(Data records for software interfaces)
──────

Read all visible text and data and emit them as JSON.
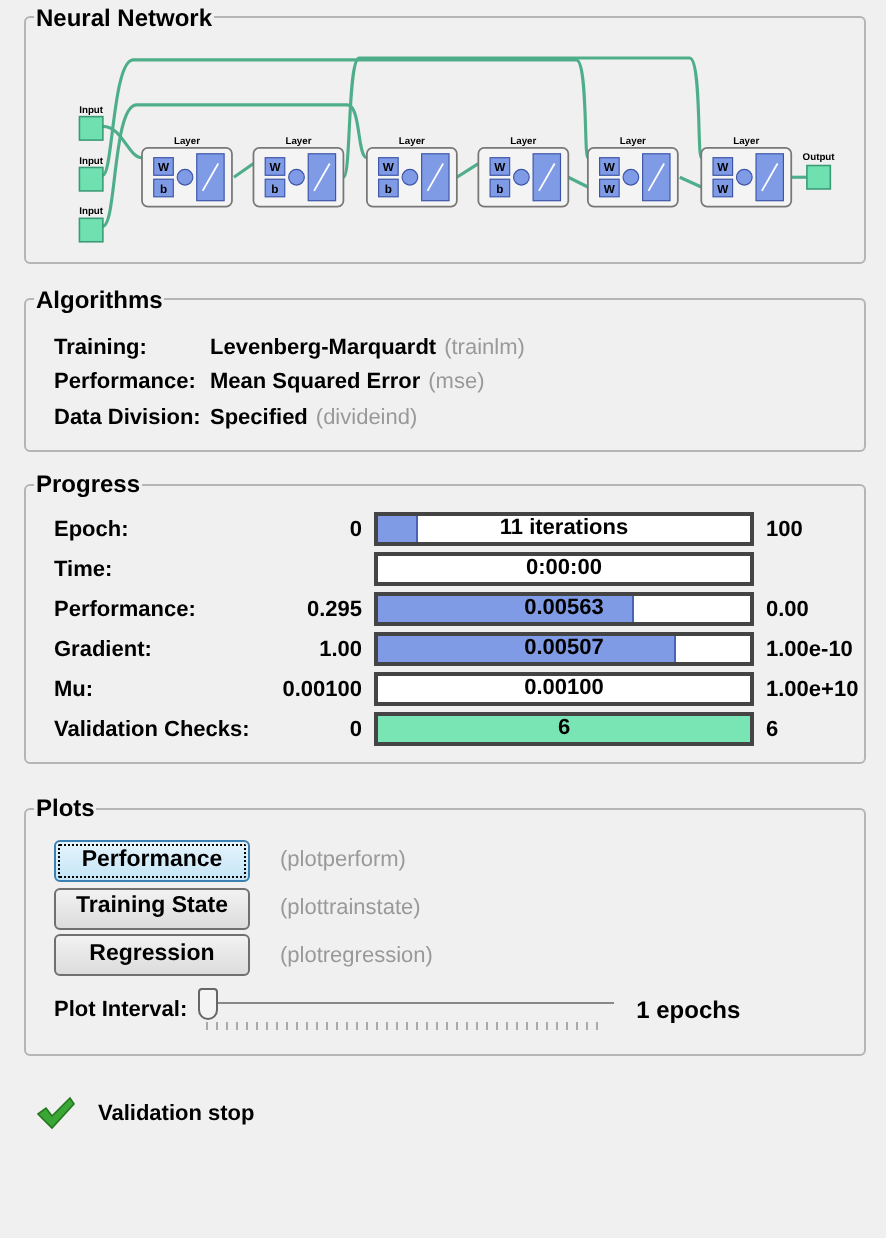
{
  "network": {
    "title": "Neural Network",
    "inputs": [
      "Input",
      "Input",
      "Input"
    ],
    "layers": [
      {
        "label": "Layer",
        "weights": [
          "W",
          "b"
        ]
      },
      {
        "label": "Layer",
        "weights": [
          "W",
          "b"
        ]
      },
      {
        "label": "Layer",
        "weights": [
          "W",
          "b"
        ]
      },
      {
        "label": "Layer",
        "weights": [
          "W",
          "b"
        ]
      },
      {
        "label": "Layer",
        "weights": [
          "W",
          "W"
        ]
      },
      {
        "label": "Layer",
        "weights": [
          "W",
          "W"
        ]
      }
    ],
    "output": "Output"
  },
  "algorithms": {
    "title": "Algorithms",
    "rows": [
      {
        "label": "Training:",
        "value": "Levenberg-Marquardt",
        "function": "(trainlm)"
      },
      {
        "label": "Performance:",
        "value": "Mean Squared Error",
        "function": "(mse)"
      },
      {
        "label": "Data Division:",
        "value": "Specified",
        "function": "(divideind)"
      }
    ]
  },
  "progress": {
    "title": "Progress",
    "rows": [
      {
        "kind": "measure",
        "label": "Epoch:",
        "start": "0",
        "reading": "11 iterations",
        "level": 0.11,
        "end": "100"
      },
      {
        "kind": "measure",
        "label": "Time:",
        "reading": "0:00:00",
        "level": 0
      },
      {
        "kind": "measure",
        "label": "Performance:",
        "start": "0.295",
        "reading": "0.00563",
        "level": 0.69,
        "end": "0.00"
      },
      {
        "kind": "measure",
        "label": "Gradient:",
        "start": "1.00",
        "reading": "0.00507",
        "level": 0.8,
        "end": "1.00e-10"
      },
      {
        "kind": "measure",
        "label": "Mu:",
        "start": "0.00100",
        "reading": "0.00100",
        "level": 0,
        "end": "1.00e+10"
      },
      {
        "kind": "checks",
        "label": "Validation Checks:",
        "start": "0",
        "reading": "6",
        "level": 1,
        "end": "6"
      }
    ]
  },
  "plots": {
    "title": "Plots",
    "buttons": [
      {
        "label": "Performance",
        "function": "(plotperform)",
        "selected": true
      },
      {
        "label": "Training State",
        "function": "(plottrainstate)",
        "selected": false
      },
      {
        "label": "Regression",
        "function": "(plotregression)",
        "selected": false
      }
    ],
    "interval": {
      "label": "Plot Interval:",
      "level": 0,
      "reading": "1 epochs"
    }
  },
  "status": {
    "text": "Validation stop"
  }
}
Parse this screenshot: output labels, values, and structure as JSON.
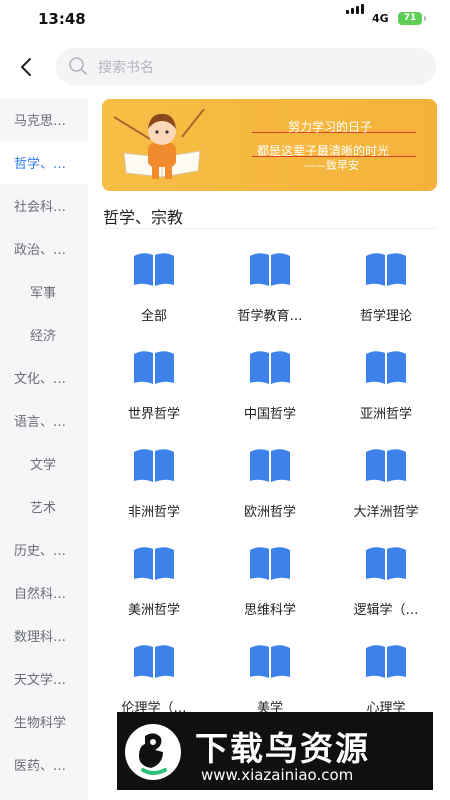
{
  "status_bar": {
    "time": "13:48",
    "network": "4G",
    "battery": "71"
  },
  "search": {
    "placeholder": "搜索书名"
  },
  "sidebar": {
    "items": [
      {
        "label": "马克思…",
        "level": "top",
        "active": false
      },
      {
        "label": "哲学、…",
        "level": "top",
        "active": true
      },
      {
        "label": "社会科…",
        "level": "top",
        "active": false
      },
      {
        "label": "政治、…",
        "level": "top",
        "active": false
      },
      {
        "label": "军事",
        "level": "sub",
        "active": false
      },
      {
        "label": "经济",
        "level": "sub",
        "active": false
      },
      {
        "label": "文化、…",
        "level": "top",
        "active": false
      },
      {
        "label": "语言、…",
        "level": "top",
        "active": false
      },
      {
        "label": "文学",
        "level": "sub",
        "active": false
      },
      {
        "label": "艺术",
        "level": "sub",
        "active": false
      },
      {
        "label": "历史、…",
        "level": "top",
        "active": false
      },
      {
        "label": "自然科…",
        "level": "top",
        "active": false
      },
      {
        "label": "数理科…",
        "level": "top",
        "active": false
      },
      {
        "label": "天文学…",
        "level": "top",
        "active": false
      },
      {
        "label": "生物科学",
        "level": "top",
        "active": false
      },
      {
        "label": "医药、…",
        "level": "top",
        "active": false
      }
    ]
  },
  "banner": {
    "line1": "努力学习的日子",
    "line2": "都是这辈子最清晰的时光",
    "line3": "——致早安"
  },
  "section": {
    "title": "哲学、宗教"
  },
  "categories": [
    "全部",
    "哲学教育…",
    "哲学理论",
    "世界哲学",
    "中国哲学",
    "亚洲哲学",
    "非洲哲学",
    "欧洲哲学",
    "大洋洲哲学",
    "美洲哲学",
    "思维科学",
    "逻辑学（…",
    "伦理学（…",
    "美学",
    "心理学"
  ],
  "colors": {
    "accent": "#2f7cf6",
    "book_icon": "#3c82ea",
    "banner": "#f4b23a"
  },
  "icons": [
    "back-arrow-icon",
    "search-icon",
    "book-icon"
  ],
  "watermark": {
    "text": "下载鸟资源",
    "url": "www.xiazainiao.com"
  }
}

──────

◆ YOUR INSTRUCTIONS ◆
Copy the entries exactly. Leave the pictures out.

◆ WORKED SOLUTION ◆
Read all visible text and data and emit them as JSON.
{
  "network": {
    "title": "Neural Network",
    "inputs": [
      "Input",
      "Input",
      "Input"
    ],
    "layers": [
      {
        "label": "Layer",
        "weights": [
          "W",
          "b"
        ]
      },
      {
        "label": "Layer",
        "weights": [
          "W",
          "b"
        ]
      },
      {
        "label": "Layer",
        "weights": [
          "W",
          "b"
        ]
      },
      {
        "label": "Layer",
        "weights": [
          "W",
          "b"
        ]
      },
      {
        "label": "Layer",
        "weights": [
          "W",
          "W"
        ]
      },
      {
        "label": "Layer",
        "weights": [
          "W",
          "W"
        ]
      }
    ],
    "output": "Output"
  },
  "algorithms": {
    "title": "Algorithms",
    "rows": [
      {
        "label": "Training:",
        "value": "Levenberg-Marquardt",
        "function": "(trainlm)"
      },
      {
        "label": "Performance:",
        "value": "Mean Squared Error",
        "function": "(mse)"
      },
      {
        "label": "Data Division:",
        "value": "Specified",
        "function": "(divideind)"
      }
    ]
  },
  "progress": {
    "title": "Progress",
    "rows": [
      {
        "kind": "measure",
        "label": "Epoch:",
        "start": "0",
        "reading": "11 iterations",
        "level": 0.11,
        "end": "100"
      },
      {
        "kind": "measure",
        "label": "Time:",
        "reading": "0:00:00",
        "level": 0
      },
      {
        "kind": "measure",
        "label": "Performance:",
        "start": "0.295",
        "reading": "0.00563",
        "level": 0.69,
        "end": "0.00"
      },
      {
        "kind": "measure",
        "label": "Gradient:",
        "start": "1.00",
        "reading": "0.00507",
        "level": 0.8,
        "end": "1.00e-10"
      },
      {
        "kind": "measure",
        "label": "Mu:",
        "start": "0.00100",
        "reading": "0.00100",
        "level": 0,
        "end": "1.00e+10"
      },
      {
        "kind": "checks",
        "label": "Validation Checks:",
        "start": "0",
        "reading": "6",
        "level": 1,
        "end": "6"
      }
    ]
  },
  "plots": {
    "title": "Plots",
    "buttons": [
      {
        "label": "Performance",
        "function": "(plotperform)",
        "selected": true
      },
      {
        "label": "Training State",
        "function": "(plottrainstate)",
        "selected": false
      },
      {
        "label": "Regression",
        "function": "(plotregression)",
        "selected": false
      }
    ],
    "interval": {
      "label": "Plot Interval:",
      "level": 0,
      "reading": "1 epochs"
    }
  },
  "status": {
    "text": "Validation stop"
  }
}
Parse this screenshot: output labels, values, and structure as JSON.
{
  "status_bar": {
    "time": "13:48",
    "network": "4G",
    "battery": "71"
  },
  "search": {
    "placeholder": "搜索书名"
  },
  "sidebar": {
    "items": [
      {
        "label": "马克思…",
        "level": "top",
        "active": false
      },
      {
        "label": "哲学、…",
        "level": "top",
        "active": true
      },
      {
        "label": "社会科…",
        "level": "top",
        "active": false
      },
      {
        "label": "政治、…",
        "level": "top",
        "active": false
      },
      {
        "label": "军事",
        "level": "sub",
        "active": false
      },
      {
        "label": "经济",
        "level": "sub",
        "active": false
      },
      {
        "label": "文化、…",
        "level": "top",
        "active": false
      },
      {
        "label": "语言、…",
        "level": "top",
        "active": false
      },
      {
        "label": "文学",
        "level": "sub",
        "active": false
      },
      {
        "label": "艺术",
        "level": "sub",
        "active": false
      },
      {
        "label": "历史、…",
        "level": "top",
        "active": false
      },
      {
        "label": "自然科…",
        "level": "top",
        "active": false
      },
      {
        "label": "数理科…",
        "level": "top",
        "active": false
      },
      {
        "label": "天文学…",
        "level": "top",
        "active": false
      },
      {
        "label": "生物科学",
        "level": "top",
        "active": false
      },
      {
        "label": "医药、…",
        "level": "top",
        "active": false
      }
    ]
  },
  "banner": {
    "line1": "努力学习的日子",
    "line2": "都是这辈子最清晰的时光",
    "line3": "——致早安"
  },
  "section": {
    "title": "哲学、宗教"
  },
  "categories": [
    "全部",
    "哲学教育…",
    "哲学理论",
    "世界哲学",
    "中国哲学",
    "亚洲哲学",
    "非洲哲学",
    "欧洲哲学",
    "大洋洲哲学",
    "美洲哲学",
    "思维科学",
    "逻辑学（…",
    "伦理学（…",
    "美学",
    "心理学"
  ],
  "colors": {
    "accent": "#2f7cf6",
    "book_icon": "#3c82ea",
    "banner": "#f4b23a"
  },
  "icons": [
    "back-arrow-icon",
    "search-icon",
    "book-icon"
  ],
  "watermark": {
    "text": "下载鸟资源",
    "url": "www.xiazainiao.com"
  }
}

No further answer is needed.